The next time the Nets play at home will be March 2. They'll be on the road for two significant dates that could go a long way toward determining their short and long term success. February 19 is the trade deadline. March 1 is the date by which a player must be waived or bought out so he can be signed by another team and still be eligible for the playoffs. The two deadlines are more likely to affect the team's front court, with Brook Lopez the easiest of the Big Three to move --if they want to-- and Kevin Garnett the subject of buyout and trade rumors.
So with the injury to Mirza Teletovic, trade talks, buyout rumors and a certain Chinese Basketball Association refugee still out there, the Nets frontcourt could look very different in the near future.
By most measures and indications, Brook Lopez is having a pretty good season.
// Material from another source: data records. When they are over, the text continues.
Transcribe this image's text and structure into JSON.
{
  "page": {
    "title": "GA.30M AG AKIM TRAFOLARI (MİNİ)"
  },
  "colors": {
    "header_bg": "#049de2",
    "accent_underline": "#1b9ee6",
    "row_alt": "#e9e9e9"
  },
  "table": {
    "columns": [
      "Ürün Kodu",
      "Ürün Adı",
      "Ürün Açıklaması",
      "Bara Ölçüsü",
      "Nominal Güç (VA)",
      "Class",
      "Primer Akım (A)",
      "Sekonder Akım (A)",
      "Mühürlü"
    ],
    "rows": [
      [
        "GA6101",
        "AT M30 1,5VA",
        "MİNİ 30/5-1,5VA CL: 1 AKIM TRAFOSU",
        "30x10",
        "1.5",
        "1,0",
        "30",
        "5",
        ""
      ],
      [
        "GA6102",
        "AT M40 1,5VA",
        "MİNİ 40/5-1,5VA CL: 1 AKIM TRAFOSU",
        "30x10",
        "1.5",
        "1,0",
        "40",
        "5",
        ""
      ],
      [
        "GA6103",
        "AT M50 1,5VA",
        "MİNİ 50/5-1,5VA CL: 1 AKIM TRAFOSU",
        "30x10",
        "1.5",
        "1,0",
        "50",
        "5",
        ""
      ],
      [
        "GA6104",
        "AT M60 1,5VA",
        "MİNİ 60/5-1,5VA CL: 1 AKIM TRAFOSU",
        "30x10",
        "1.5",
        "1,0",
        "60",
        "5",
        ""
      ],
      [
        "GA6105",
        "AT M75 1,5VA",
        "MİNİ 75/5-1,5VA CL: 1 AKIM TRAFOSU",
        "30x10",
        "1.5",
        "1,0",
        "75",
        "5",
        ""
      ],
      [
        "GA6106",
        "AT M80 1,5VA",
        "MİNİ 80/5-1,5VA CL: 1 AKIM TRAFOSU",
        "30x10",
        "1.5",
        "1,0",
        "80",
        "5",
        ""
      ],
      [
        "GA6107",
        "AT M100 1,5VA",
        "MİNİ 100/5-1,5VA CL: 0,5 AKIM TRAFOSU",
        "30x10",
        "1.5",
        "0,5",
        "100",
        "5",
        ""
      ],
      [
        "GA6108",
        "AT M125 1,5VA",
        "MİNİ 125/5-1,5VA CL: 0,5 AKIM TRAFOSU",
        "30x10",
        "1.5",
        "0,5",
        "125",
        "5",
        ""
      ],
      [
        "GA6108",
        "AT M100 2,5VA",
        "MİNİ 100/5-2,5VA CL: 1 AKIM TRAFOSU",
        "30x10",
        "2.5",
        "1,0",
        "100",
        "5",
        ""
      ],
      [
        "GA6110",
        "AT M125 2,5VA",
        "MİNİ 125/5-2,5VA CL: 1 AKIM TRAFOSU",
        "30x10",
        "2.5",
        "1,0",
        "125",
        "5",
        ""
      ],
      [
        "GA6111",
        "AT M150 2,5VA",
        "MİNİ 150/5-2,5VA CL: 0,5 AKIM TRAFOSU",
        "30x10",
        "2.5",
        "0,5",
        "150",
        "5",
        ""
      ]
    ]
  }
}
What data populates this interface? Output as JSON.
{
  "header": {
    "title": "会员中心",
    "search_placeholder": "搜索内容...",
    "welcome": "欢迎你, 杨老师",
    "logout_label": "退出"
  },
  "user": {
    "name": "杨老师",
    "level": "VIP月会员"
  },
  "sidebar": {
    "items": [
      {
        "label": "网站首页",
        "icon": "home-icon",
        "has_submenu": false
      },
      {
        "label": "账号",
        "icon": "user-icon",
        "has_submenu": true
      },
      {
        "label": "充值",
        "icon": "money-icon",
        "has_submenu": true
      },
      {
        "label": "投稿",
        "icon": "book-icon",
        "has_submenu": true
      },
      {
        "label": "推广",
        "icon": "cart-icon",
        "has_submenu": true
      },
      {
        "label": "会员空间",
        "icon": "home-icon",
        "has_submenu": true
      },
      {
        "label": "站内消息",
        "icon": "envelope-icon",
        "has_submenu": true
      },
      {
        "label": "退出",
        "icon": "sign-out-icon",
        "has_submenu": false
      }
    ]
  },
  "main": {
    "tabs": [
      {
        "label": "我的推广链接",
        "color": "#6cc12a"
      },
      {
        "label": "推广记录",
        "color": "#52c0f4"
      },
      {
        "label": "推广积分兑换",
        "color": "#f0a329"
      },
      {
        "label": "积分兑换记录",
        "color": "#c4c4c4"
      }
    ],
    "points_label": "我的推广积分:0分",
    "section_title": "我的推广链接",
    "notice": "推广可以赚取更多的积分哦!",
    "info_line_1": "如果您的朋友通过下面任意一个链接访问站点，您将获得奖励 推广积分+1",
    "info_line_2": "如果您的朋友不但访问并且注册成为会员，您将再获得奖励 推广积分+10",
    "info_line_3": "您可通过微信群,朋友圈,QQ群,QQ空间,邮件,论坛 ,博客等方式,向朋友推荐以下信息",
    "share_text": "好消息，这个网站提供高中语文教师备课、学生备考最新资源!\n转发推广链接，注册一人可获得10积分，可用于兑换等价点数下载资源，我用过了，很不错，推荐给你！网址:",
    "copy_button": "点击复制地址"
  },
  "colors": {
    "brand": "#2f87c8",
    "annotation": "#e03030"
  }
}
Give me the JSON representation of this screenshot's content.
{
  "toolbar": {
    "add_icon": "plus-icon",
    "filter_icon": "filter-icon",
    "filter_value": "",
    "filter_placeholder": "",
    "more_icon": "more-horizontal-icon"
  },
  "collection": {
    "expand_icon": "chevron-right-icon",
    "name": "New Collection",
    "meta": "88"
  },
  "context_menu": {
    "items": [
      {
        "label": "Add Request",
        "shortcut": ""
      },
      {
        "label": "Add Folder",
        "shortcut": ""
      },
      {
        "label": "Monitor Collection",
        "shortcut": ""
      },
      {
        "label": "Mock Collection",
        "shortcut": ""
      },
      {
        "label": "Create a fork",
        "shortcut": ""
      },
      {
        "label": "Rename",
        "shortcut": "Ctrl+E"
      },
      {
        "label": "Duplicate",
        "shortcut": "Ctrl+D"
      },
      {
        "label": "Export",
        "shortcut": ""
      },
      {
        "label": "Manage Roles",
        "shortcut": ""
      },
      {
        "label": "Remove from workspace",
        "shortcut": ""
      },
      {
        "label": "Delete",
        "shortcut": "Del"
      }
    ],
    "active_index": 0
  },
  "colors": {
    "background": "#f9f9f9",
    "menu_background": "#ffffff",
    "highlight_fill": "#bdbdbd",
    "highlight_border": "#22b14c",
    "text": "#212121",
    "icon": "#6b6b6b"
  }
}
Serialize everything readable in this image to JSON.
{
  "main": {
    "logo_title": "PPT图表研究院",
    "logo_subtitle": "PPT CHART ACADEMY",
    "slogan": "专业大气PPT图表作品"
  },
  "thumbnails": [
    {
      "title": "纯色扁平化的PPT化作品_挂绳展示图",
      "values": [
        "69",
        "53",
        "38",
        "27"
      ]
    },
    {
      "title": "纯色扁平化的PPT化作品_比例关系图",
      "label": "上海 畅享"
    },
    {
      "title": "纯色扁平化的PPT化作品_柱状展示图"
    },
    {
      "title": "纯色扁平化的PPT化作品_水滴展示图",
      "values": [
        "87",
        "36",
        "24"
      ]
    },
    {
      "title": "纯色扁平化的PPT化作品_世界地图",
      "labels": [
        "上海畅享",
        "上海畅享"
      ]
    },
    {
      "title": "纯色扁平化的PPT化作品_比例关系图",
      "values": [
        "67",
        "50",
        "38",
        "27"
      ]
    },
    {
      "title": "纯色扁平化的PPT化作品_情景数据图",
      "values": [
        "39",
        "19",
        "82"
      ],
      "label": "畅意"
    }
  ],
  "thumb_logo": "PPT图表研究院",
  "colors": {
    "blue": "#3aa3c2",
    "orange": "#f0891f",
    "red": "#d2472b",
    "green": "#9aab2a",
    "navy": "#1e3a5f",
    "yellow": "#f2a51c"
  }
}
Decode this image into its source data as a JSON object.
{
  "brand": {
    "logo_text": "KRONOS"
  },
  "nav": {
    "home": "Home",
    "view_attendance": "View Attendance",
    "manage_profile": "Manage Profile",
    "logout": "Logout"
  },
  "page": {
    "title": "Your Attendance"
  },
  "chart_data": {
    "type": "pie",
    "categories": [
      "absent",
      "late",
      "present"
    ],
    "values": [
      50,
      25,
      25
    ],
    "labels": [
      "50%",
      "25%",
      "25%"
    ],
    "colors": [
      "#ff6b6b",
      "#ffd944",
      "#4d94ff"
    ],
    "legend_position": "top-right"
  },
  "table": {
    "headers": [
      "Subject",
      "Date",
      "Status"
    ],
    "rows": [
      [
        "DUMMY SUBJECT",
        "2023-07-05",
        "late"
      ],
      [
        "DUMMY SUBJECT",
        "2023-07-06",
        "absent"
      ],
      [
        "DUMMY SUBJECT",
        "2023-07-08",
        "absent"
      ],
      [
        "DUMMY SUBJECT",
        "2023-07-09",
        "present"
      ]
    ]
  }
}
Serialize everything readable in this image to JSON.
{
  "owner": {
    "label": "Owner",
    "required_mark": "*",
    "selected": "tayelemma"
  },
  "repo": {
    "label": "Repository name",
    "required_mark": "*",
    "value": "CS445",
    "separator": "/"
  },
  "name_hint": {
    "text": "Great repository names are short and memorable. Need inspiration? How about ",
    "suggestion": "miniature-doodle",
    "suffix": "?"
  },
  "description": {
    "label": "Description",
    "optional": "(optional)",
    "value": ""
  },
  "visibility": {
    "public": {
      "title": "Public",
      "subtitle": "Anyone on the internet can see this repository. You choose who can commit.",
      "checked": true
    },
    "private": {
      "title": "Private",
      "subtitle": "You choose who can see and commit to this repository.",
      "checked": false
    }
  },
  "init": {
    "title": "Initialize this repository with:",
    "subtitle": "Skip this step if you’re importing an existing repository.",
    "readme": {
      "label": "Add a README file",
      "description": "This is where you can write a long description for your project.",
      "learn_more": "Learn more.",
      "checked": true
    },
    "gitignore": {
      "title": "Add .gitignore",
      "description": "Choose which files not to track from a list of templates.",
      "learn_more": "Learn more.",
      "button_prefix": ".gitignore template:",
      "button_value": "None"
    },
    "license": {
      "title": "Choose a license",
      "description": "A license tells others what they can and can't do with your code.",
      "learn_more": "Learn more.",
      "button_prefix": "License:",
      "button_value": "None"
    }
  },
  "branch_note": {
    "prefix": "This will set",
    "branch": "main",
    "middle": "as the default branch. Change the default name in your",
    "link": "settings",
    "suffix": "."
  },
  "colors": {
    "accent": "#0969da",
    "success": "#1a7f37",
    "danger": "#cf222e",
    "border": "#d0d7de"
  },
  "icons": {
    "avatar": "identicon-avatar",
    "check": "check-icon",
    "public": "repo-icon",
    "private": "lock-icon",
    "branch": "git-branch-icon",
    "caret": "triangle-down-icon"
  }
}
His PER is currently sitting at 20.1 and even though his 15.6 point average is well below his career average of 17.8, his 50.3 field goal percentage is still on par with career averages and his career low 27.4 minutes per game may explain the lowered offensive production. He began the season as a starter, missed eight games due to injury, came back strictly as a bench player and is now caught somewhere in starter-bench player limbo, mostly coming off the bench, but filling in when Kevin Garnett. Further making his role with the team murkier is his presence on on the trading block where he's been for most of the season ... and seemingly most of his career.
Then there's Garnett. No one in their right mind would question his dedication to the team, but his production has consistently and rapidly declined as the season has worn on. He started the season averaging 7.2 ppg and 8.4 rpg, which is pretty impressive for a near 40-year-old, but those numbers declined to 7.7/6.9 in December and 5.1/5.2 in January before jumping up to 8.3 and 8.0 in February. His minutes have also decreased from 24.2 per game in November to 20.6 in December and 17.4 in January and 17.0 so far in February. in the two recent games against Toronto and its athletic front court, he played a total of 22 minutes. Garnett's diminishing returns may not end up mattering to the Nets as rumors of a potential buyout and even a trade started to materialize this week
Essentially, if KG wants to leave, it will be his decision. A trade might be difficult. He makes $12 million and the Nets would no doubt have to take on more salary beyond this season. Moreover, he still has a no-trade clause in his contract and can veto any destination. Its always possible the Nets could decline a buyout if he wants to play for an Eastern Conference rival, particularly one that's battling the Nets for playoff position.
Making things more unclear are the blood clots found in Teletovic's lungs. He was certainly having an off year offensively, but the veteran still played the game intelligently, avoided turning the ball over and simply was a healthy body the Nets could count on. Now, Teletovic is lost for the season.
With Teletovic out for the year and Garnett's minutes dwindling, the Nets have looked to Lopez and Mason Plumlee as their predominate frontcourt combination. In theory the combination makes sense considering those two are Brooklyn's best bigs, but the pair is not nearly as successful in practice.
No matter how you slice the stats, it doesn't work that well. In the 244 minutes in which Lopez and Plumlee shared the floor through the end of January, the Nets are minus-80. In their two impressive wins last week, against the Clippers and Raptors, Nets worst 2-man lineup was Lopez and Plumlee, who were -18 in 26 minutes. Offensively, they were. 91.7 points per 100 in those two games and 121.5 points allowed. Of course, they did win both those games. (One very interesting stat: In the Nets wins over winning teams, Lopez is averaging 20 ppg.)
Of course, both bigs are post players, so they tend to get in each other's way and clog the lane for others trying to drive to the basket. Lopez has recently expanded his perimeter game to keep the paint open, but he possesses one of the best offensive post games in the league. Keeping Lopez on the perimeter is like owning a Lamborghini but sticking to the speed limit. Lopez's strengths simply aren't being utilized when he shares the floor with Plumlee.
A potential remedy for all this uncertainty is the possible return of Andray Blatche. Now 28, Blatche averaged 31.1 ppg, 14.9 ppg and 5.0 apg while playing for the Xingjiang Flying Tigers in China this season and 10.7 PPG and 5.2 RPG in two seasons with the Nets. However, the Nets let Blatche walk in the offseason not so much because of his performance on the hardwood, but for immature and unprofessional behavior on and off the court. So they may not want to take the risk and deal with his personality again. What's telling is that in the week since he became a free agent, there's been little to no buzz about him playing for any NBA team this season. The Nets have one big advantage if they want him back: they hold his Early Bird rights and can pay him more than almost anyone.
So, with trade and buyout rumors still in the air, the Nets could see themselves without Garnett and Lopez the next time they play in Brooklyn ... and are already without Teletovic for the rest of the season. Depending on who they get in a trade or free agency if any of those moves are actually made, the Nets front court may look very different than it did at the start of the season.
- Possible Destinations for Kevin Garnett in the Event of a Buyout - Derek James - Hardwood Paroxysm